Convergent Design’s Gemini 4:4:4 does what the name implies: It records to high-definition television systems (REC-709) 10-bit uncompressed 4:4:4 or 4:2:2 (QuickTime .mov format) 1080p to two SSDs.
The Gemini’s monitoring and menu control is available through the 5-inch LCD display on system’s side, and the devince can be set to record to both SSDs simultaneously for back-up purposes, or it can relay the video to devices providing longer recording times.
Convergent Design’s Gemini 4:4:4
Shooters can program the Gemini to over-/ under-crank or record in time-lapse mode. Two HD-SDI inputs support embedded time code and eight-channel audio, and they can be configured as single-link, or dual-link 3G ports. Outputs include two HD-SDI, 3.5-millimeter headphone jack and HDMI. An optional wired remote control can add a locked in time code I/O.
An optional add-on codec includes ARRIRAW, Canon 4K and stereo 3D recording. The newer Gemini RAW includes those options in the base package.
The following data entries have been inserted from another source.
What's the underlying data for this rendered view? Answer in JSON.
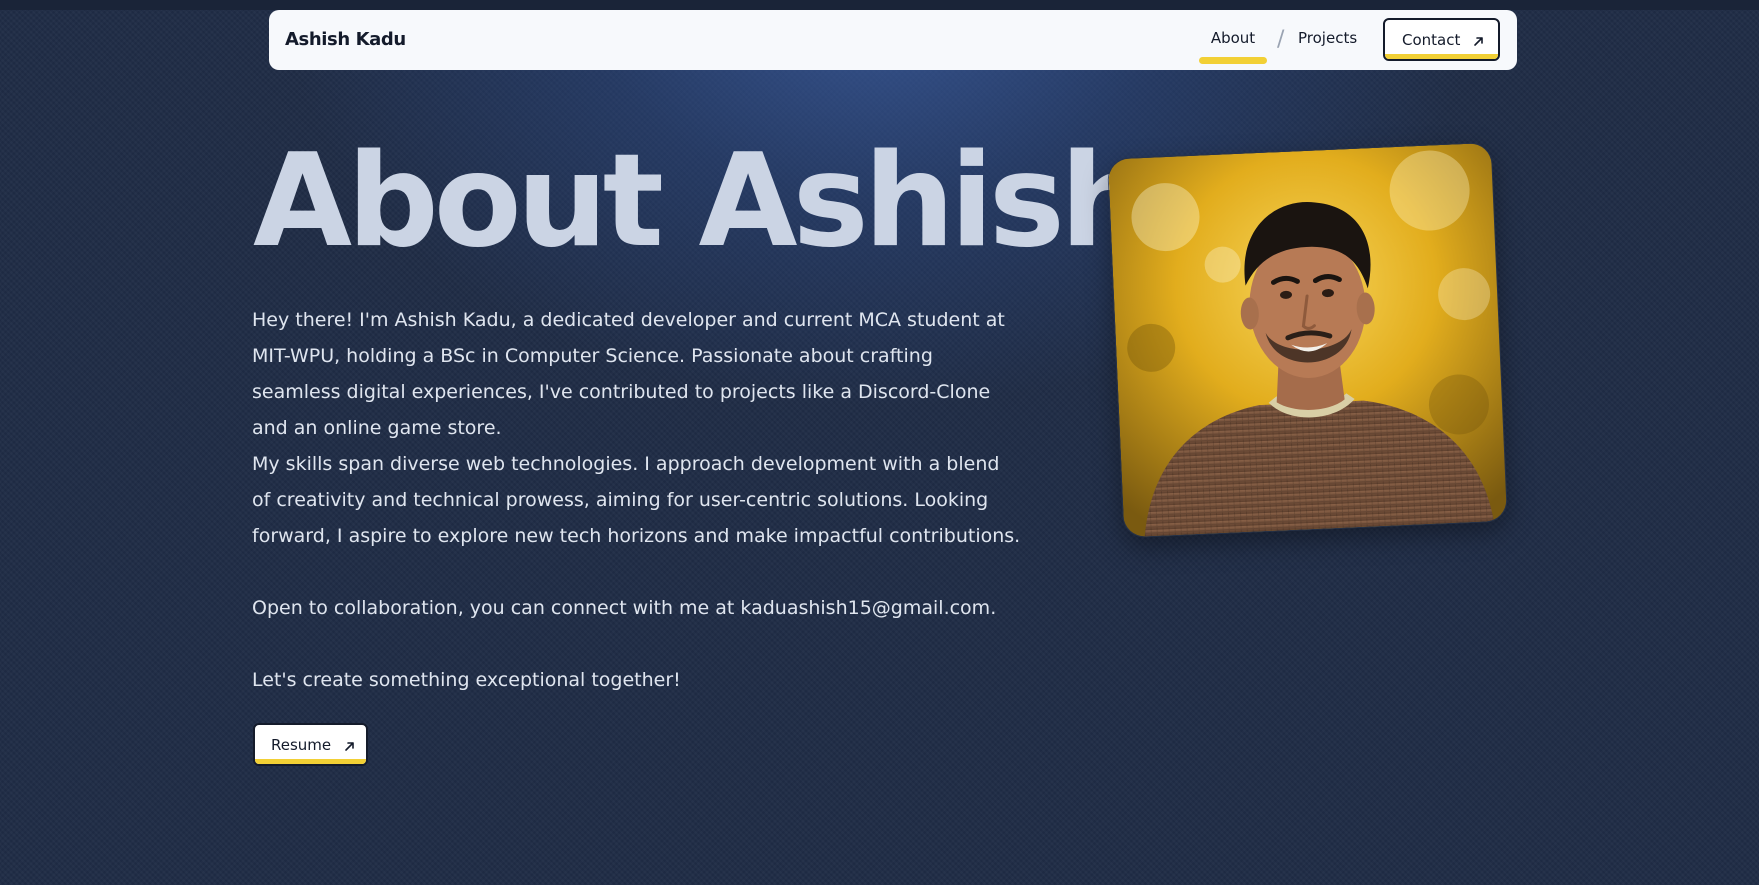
{
  "header": {
    "brand": "Ashish Kadu",
    "nav": {
      "about": "About",
      "separator": "/",
      "projects": "Projects",
      "contact": "Contact"
    }
  },
  "main": {
    "title": "About Ashish",
    "paragraphs": [
      "Hey there! I'm Ashish Kadu, a dedicated developer and current MCA student at MIT-WPU, holding a BSc in Computer Science. Passionate about crafting seamless digital experiences, I've contributed to projects like a Discord-Clone and an online game store.",
      "My skills span diverse web technologies. I approach development with a blend of creativity and technical prowess, aiming for user-centric solutions. Looking forward, I aspire to explore new tech horizons and make impactful contributions.",
      "Open to collaboration, you can connect with me at kaduashish15@gmail.com.",
      "Let's create something exceptional together!"
    ],
    "resume_label": "Resume"
  },
  "icons": {
    "arrow": "arrow-up-right-icon"
  },
  "colors": {
    "accent": "#f2d035",
    "background": "#1f2c45",
    "nav_bg": "#f7f9fc",
    "text_dark": "#141b2b",
    "title_color": "#cbd4e4"
  }
}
Gemini kits include an eSATA “transfer station” for offloading SSDs to a computer or NLE system.
In order to preserve as much resolution as an imager can deliver before the camcorder’s native compression degrades it, investigate those and the numerous other portable record ers currently available. Running the price spectrum from sub-$1,000 to $5,000 plus, there are plenty of opportunities to buy less or more than needed, so be sure to consider all environmental and operational use-cases to determine which device best meets the studio’s needs.